[[ Data for the task, beginning ]]

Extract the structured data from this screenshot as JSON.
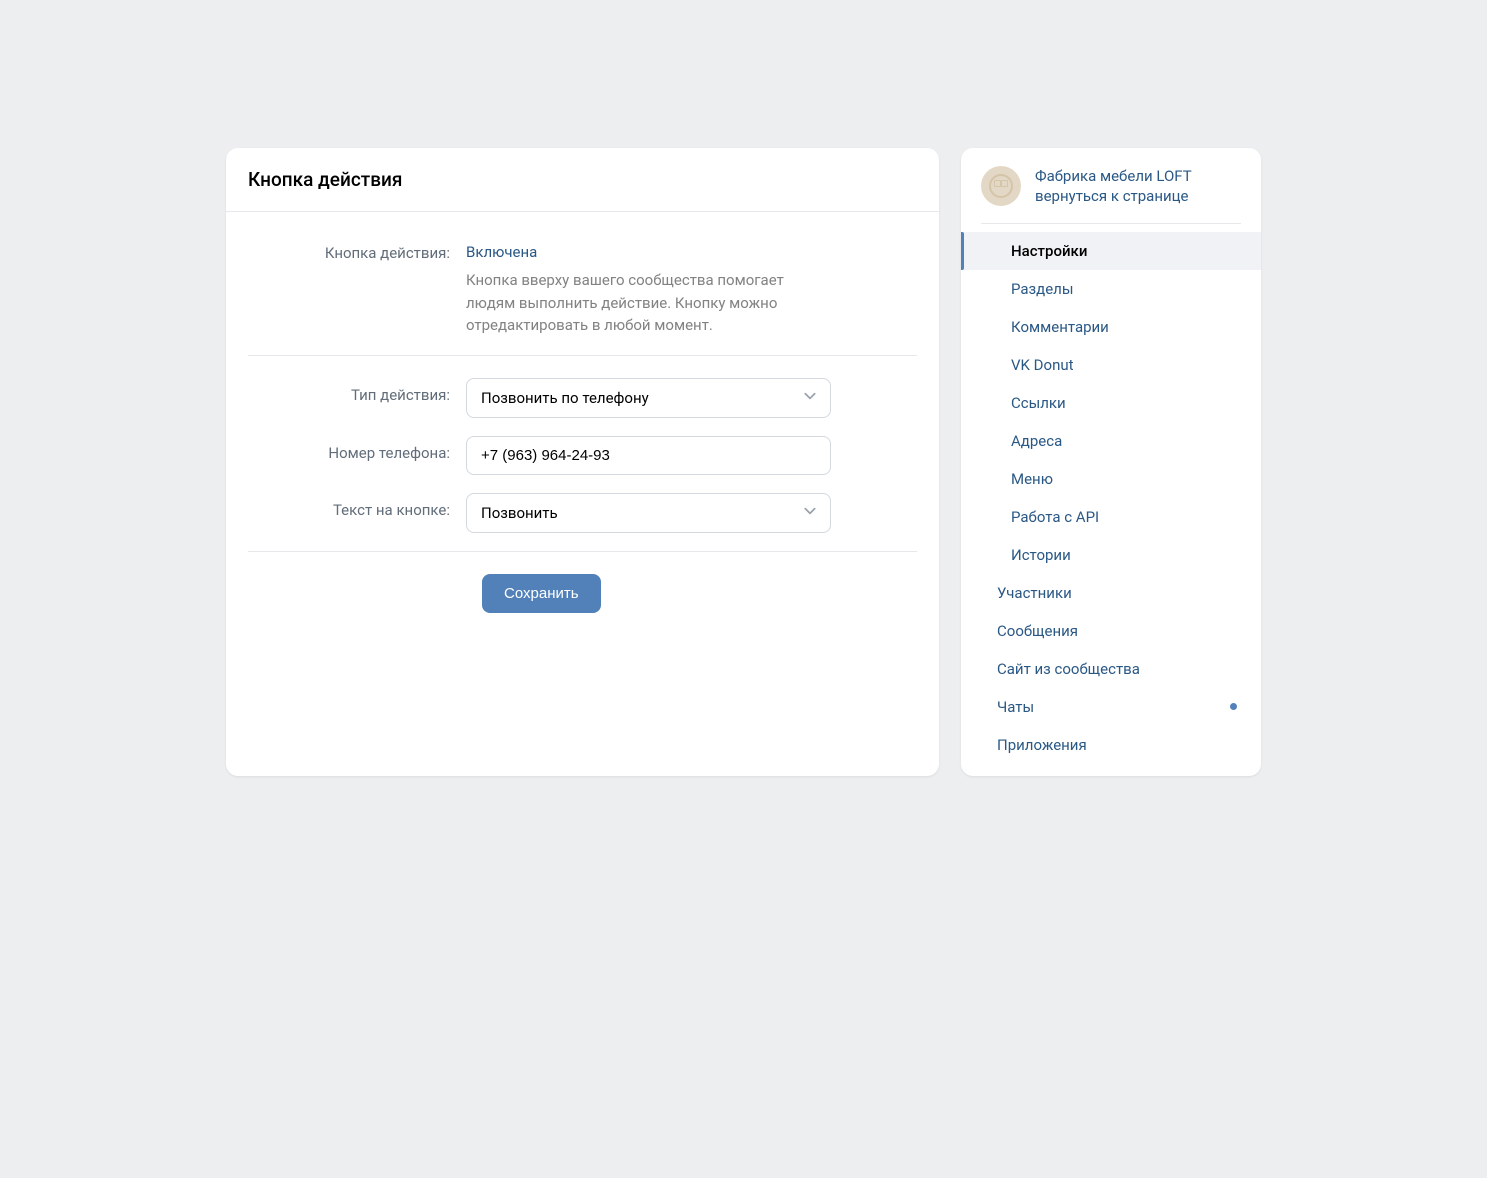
{
  "main": {
    "title": "Кнопка действия",
    "fields": {
      "status_label": "Кнопка действия:",
      "status_value": "Включена",
      "description": "Кнопка вверху вашего сообщества помогает людям выполнить действие. Кнопку можно отредактировать в любой момент.",
      "action_type_label": "Тип действия:",
      "action_type_value": "Позвонить по телефону",
      "phone_label": "Номер телефона:",
      "phone_value": "+7 (963) 964-24-93",
      "button_text_label": "Текст на кнопке:",
      "button_text_value": "Позвонить"
    },
    "save_label": "Сохранить"
  },
  "sidebar": {
    "community_name": "Фабрика мебели LOFT",
    "back_label": "вернуться к странице",
    "nav": {
      "settings": "Настройки",
      "sections": "Разделы",
      "comments": "Комментарии",
      "vkdonut": "VK Donut",
      "links": "Ссылки",
      "addresses": "Адреса",
      "menu": "Меню",
      "api": "Работа с API",
      "stories": "Истории",
      "members": "Участники",
      "messages": "Сообщения",
      "website": "Сайт из сообщества",
      "chats": "Чаты",
      "apps": "Приложения"
    }
  }
}
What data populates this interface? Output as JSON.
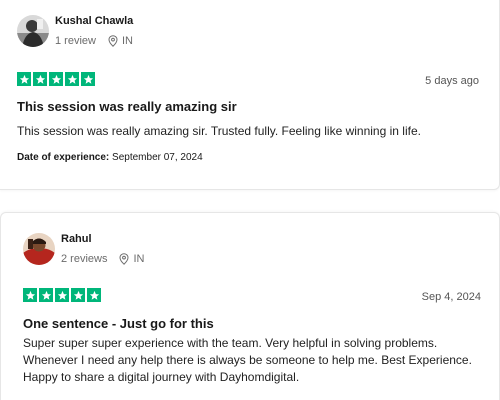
{
  "reviews": [
    {
      "reviewer_name": "Kushal Chawla",
      "review_count": "1 review",
      "country": "IN",
      "rating": 5,
      "posted": "5 days ago",
      "title": "This session was really amazing sir",
      "body": "This session was really amazing sir. Trusted fully. Feeling like winning in life.",
      "experience_label": "Date of experience:",
      "experience_date": "September 07, 2024"
    },
    {
      "reviewer_name": "Rahul",
      "review_count": "2 reviews",
      "country": "IN",
      "rating": 5,
      "posted": "Sep 4, 2024",
      "title": "One sentence - Just go for this",
      "body_lines": [
        "Super super super experience with the team. Very helpful in solving problems.",
        "Whenever I need any help there is always be someone to help me. Best Experience.",
        "Happy to share a digital journey with Dayhomdigital."
      ]
    }
  ],
  "colors": {
    "star_green": "#00b67a",
    "meta_gray": "#6b6b6b"
  },
  "icons": {
    "location": "location-pin-icon",
    "star": "star-icon"
  }
}
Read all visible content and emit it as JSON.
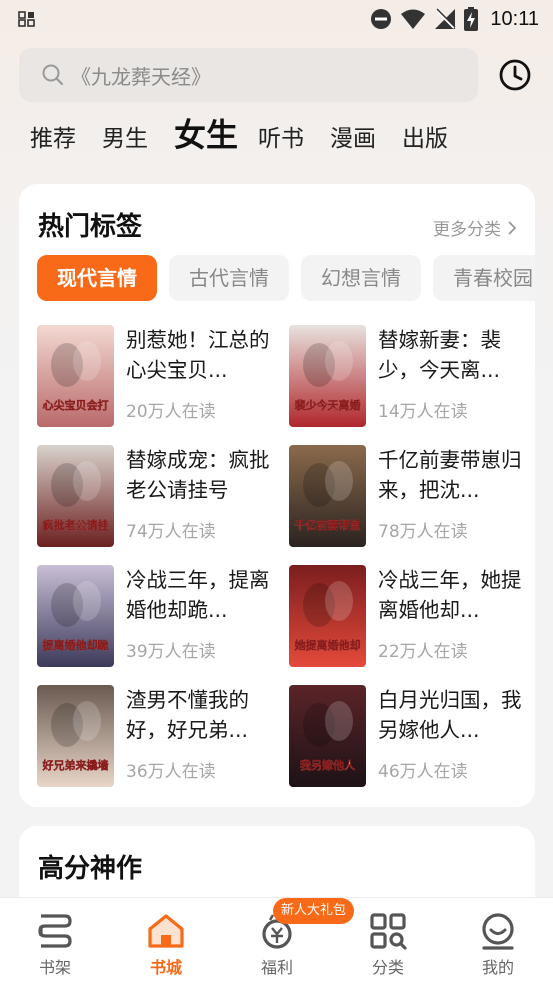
{
  "status_bar": {
    "time": "10:11"
  },
  "search": {
    "placeholder": "《九龙葬天经》"
  },
  "tabs": [
    {
      "label": "推荐",
      "active": false
    },
    {
      "label": "男生",
      "active": false
    },
    {
      "label": "女生",
      "active": true
    },
    {
      "label": "听书",
      "active": false
    },
    {
      "label": "漫画",
      "active": false
    },
    {
      "label": "出版",
      "active": false
    }
  ],
  "hot_tags": {
    "title": "热门标签",
    "more": "更多分类",
    "tags": [
      {
        "label": "现代言情",
        "active": true
      },
      {
        "label": "古代言情",
        "active": false
      },
      {
        "label": "幻想言情",
        "active": false
      },
      {
        "label": "青春校园",
        "active": false
      }
    ],
    "books": [
      {
        "title": "别惹她！江总的心尖宝贝...",
        "readers": "20万人在读",
        "cover_text": "心尖宝贝会打架",
        "cover_colors": [
          "#f3d9d2",
          "#b96a6a"
        ]
      },
      {
        "title": "替嫁新妻：裴少，今天离...",
        "readers": "14万人在读",
        "cover_text": "裴少今天离婚吗",
        "cover_colors": [
          "#e8e2de",
          "#b0272c"
        ]
      },
      {
        "title": "替嫁成宠：疯批老公请挂号",
        "readers": "74万人在读",
        "cover_text": "疯批老公请挂号",
        "cover_colors": [
          "#d9d2cc",
          "#6b2020"
        ]
      },
      {
        "title": "千亿前妻带崽归来，把沈...",
        "readers": "78万人在读",
        "cover_text": "千亿前妻带崽归来",
        "cover_colors": [
          "#8a6a4c",
          "#2b2320"
        ]
      },
      {
        "title": "冷战三年，提离婚他却跪...",
        "readers": "39万人在读",
        "cover_text": "提离婚他却跪下了",
        "cover_colors": [
          "#c9bfd6",
          "#3c3a5a"
        ]
      },
      {
        "title": "冷战三年，她提离婚他却...",
        "readers": "22万人在读",
        "cover_text": "她提离婚他却红了眼",
        "cover_colors": [
          "#7a1e1e",
          "#e54a3a"
        ]
      },
      {
        "title": "渣男不懂我的好，好兄弟...",
        "readers": "36万人在读",
        "cover_text": "好兄弟来撬墙角",
        "cover_colors": [
          "#6a5a50",
          "#e8d6c8"
        ]
      },
      {
        "title": "白月光归国，我另嫁他人...",
        "readers": "46万人在读",
        "cover_text": "我另嫁他人",
        "cover_colors": [
          "#5a2428",
          "#1d1216"
        ]
      }
    ]
  },
  "high_score": {
    "title": "高分神作"
  },
  "bottom_nav": {
    "gift_badge": "新人大礼包",
    "items": [
      {
        "label": "书架",
        "icon": "bookshelf-icon",
        "active": false
      },
      {
        "label": "书城",
        "icon": "bookstore-icon",
        "active": true
      },
      {
        "label": "福利",
        "icon": "welfare-icon",
        "active": false
      },
      {
        "label": "分类",
        "icon": "category-icon",
        "active": false
      },
      {
        "label": "我的",
        "icon": "profile-icon",
        "active": false
      }
    ]
  },
  "colors": {
    "accent": "#f86a17"
  }
}
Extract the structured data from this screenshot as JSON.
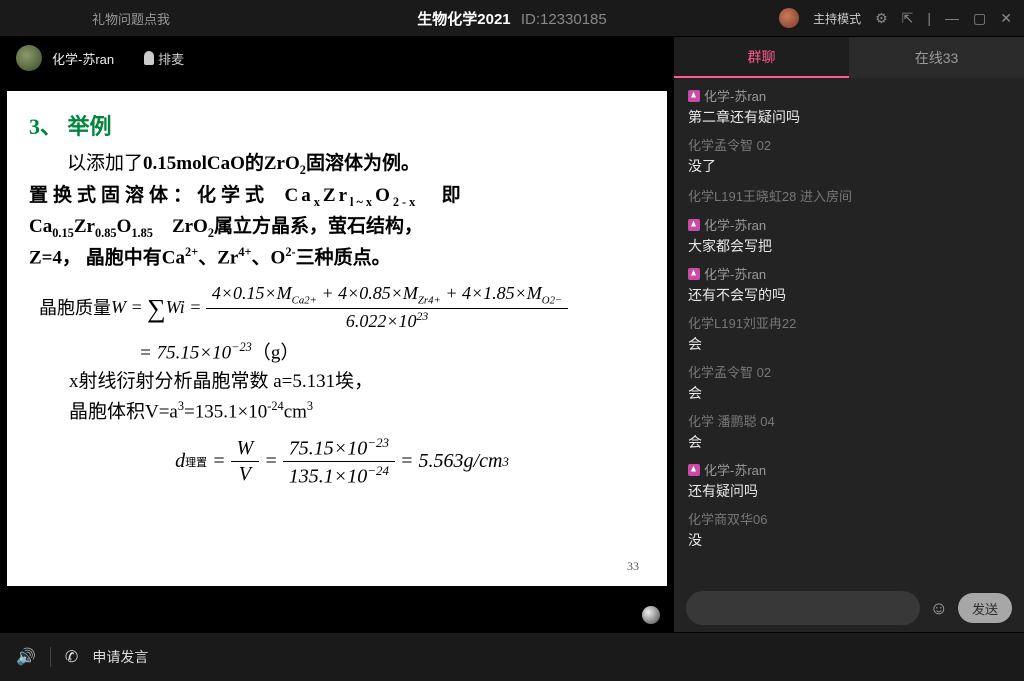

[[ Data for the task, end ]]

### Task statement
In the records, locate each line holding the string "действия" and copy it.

### Task solution
    "title": "Кнопка действия",
      "status_label": "Кнопка действия:",
      "action_type_label": "Тип действия:",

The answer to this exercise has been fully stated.